> PROVIDED MATERIAL:

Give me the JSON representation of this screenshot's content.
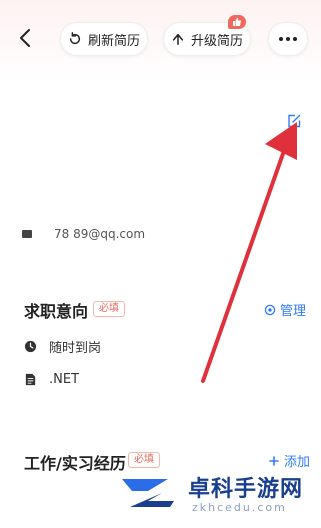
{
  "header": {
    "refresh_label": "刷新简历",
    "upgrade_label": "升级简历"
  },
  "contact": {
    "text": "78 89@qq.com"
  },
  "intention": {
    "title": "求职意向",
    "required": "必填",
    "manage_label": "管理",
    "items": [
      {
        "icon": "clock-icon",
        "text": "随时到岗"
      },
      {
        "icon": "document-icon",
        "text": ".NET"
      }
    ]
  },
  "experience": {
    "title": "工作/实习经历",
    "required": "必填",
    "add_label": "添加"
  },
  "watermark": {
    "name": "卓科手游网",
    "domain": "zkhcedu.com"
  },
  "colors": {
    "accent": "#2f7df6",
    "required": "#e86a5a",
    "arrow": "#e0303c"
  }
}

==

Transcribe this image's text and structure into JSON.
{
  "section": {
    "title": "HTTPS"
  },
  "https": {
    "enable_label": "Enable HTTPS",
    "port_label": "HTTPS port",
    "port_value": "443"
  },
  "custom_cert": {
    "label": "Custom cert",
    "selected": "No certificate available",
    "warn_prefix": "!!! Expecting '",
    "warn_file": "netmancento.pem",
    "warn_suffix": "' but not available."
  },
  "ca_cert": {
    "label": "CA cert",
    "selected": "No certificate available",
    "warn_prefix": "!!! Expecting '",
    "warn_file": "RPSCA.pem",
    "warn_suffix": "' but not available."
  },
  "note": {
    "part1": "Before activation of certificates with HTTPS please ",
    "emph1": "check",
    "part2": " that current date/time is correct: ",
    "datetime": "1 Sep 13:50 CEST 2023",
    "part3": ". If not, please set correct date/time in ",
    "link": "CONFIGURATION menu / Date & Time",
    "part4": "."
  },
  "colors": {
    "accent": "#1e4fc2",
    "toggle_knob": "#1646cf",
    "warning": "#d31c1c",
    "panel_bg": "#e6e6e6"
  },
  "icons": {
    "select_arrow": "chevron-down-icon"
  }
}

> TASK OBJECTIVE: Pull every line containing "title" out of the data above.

> RESPONSE BELOW:
    "title": "求职意向",
    "title": "工作/实习经历",
    "title": "HTTPS"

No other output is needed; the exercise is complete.